By Al Ewing, Adam Gorham & Michael Garland
Two weeks ago, Marvel relaunched Guardians of the Galaxy with an All-New title to coincide with the team’s return to cinemas. Last week, it was team member Rocket Raccoon’s turn as he took the next step in his journey from that “black hole somewhere in Sirius Major.” Rocket’s evolution as a character has been a fascinating one from his unassuming debut in an incomplete science-fiction serial to a brilliant solo limited-series, followed by two decades of obscurity until gaining a prominent place on the post-Annihilation Guardians of the Galaxy. With the imminent arrival of the first Guardians movie, Marvel gave Rocket another shot a solo series, which, give or take the standard marketing driven relaunching, Rocket has steadily maintained over the past three years. For most of this time, his exploits were delightfully scripted by Skottie Young. The post-Young issues have ranged from charming (Nick Kocher’s) to meh (Matthew Rosenberg’s). Last week Al Ewing assumed scripting duties, immediately breathing fresh air into the title once again.
In the back matter, Ewing summarizes his pitch for the series as “heists in space,” and, indeed, a strong element of crime fiction is present from the beginning. Many of the familiar boxes are checked off: opening dialogue about the job having gone south, flashback to protagonist morosely drinking in a bar where a lovely dame suddenly appears out of the past. An easy score, broken heart and assembling a team round out the narrative’s plot points. Despite all these elements, Ewing’s writing never feels cliché; as is often the case with genre, the creativity comes in the execution. Ewing, perhaps paradoxically, uses the conventions of crime fiction to soften Rocket’s character (one of the faults of Rosenberg’s run was leaning too heavily on Rocket’s surliness). Sitting in the bar, Rocket is stunned to be greeted by his old flame Otta Spice, an otter like creature who had guided Rocket through his first criminal exploits. Together they lived the high life while abiding by their own code of honor until, Otta broke it, snitching to the Kree to save her own tail. The scenes of Rocket reliving these memories is expertly done. Much credit for this goes to Adam Gorham’s art. Gorham’s emotive facial expressions strike the right balance between coy and affecting.

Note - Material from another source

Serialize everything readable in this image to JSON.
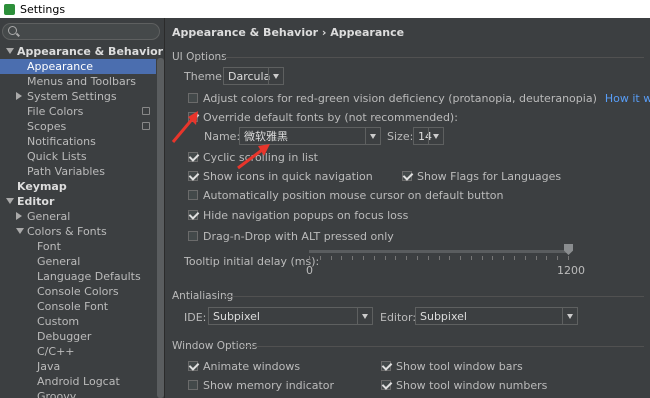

Another nice touch with the Otta character is how it alludes back to Rocket Raccoon’s past. In his 80s limited series, Rocket was in love with Lylla, a creature with a similar appearance to Otta. Rocket’s time on Halfworld has not been well-served by his various adventures post-Annihilation; in fact, too many authors write the character as if that series never existed, or worse, ret-con all the charm out of it. In the back matter, Ewing speaks of wanting to evoke the Bill Mantlo/Mike Mignola tale in the new series and the early indications are that he has found a good way in which to approach it. His Rocket has many of the rough edges familiar from his more recent stories, while also hinting at the idealistic underbelly that was once his driving force. (As Ewing observes, too many readers forget that Rocket was once a cop himself). His chronology for Rocket and Otta’s relationship also neatly fills in a blank in the character’s backstory, explaining how Rocket ended up in that Kree jail cell from which he was recruited to join Peter Quill’s band of misfits to take down Ultron in Annihilation: Conquest.
The mood of Ewing’s script is expertly conveyed by Adam Gorham’s art. Gorham has experience with crime fiction, having provided art for Ed Brisson’s Image title Violent. Gorham also embraces the narrative tropes of crime fiction, dressing Rocket in a suit which is simultaneously dapper and drab. Gorham’s most striking pictorial choice regards the layouts where images are contrasted with blocks of text. (Sean Phillips’ work for Kill or Be Killed goes unremarked upon in the back matter, though, it is hard to imagine that there is not a bit of affectionate satire at play here). More important than Gorham’s sources is the fact that he fills the pages with lively, imaginative images. The action sequences have a fluid movement, while, as mentioned above, the character beats have an expressive quality. While crime fiction is a key component of Rocket, Gorham plays up its science-fiction aspects as well. His art is full of delightfully strange sights including some quite personable security cameras. Michael Garland’s vivid coloring strengthens the art. Garland’s shifting tones, dark neon for the bar/bright hues for rose-tinted flashbacks, skillfully build the ambiance of the story.
All in all, this is an enjoyable debut installment for Rocket’s new series. By tweaking the familiar and giving Rocket a new band of companions (hopefully they stick around long enough to develop their potential), Ewing and Gorham have found some new seasonings to enliven Rocket’s adventures.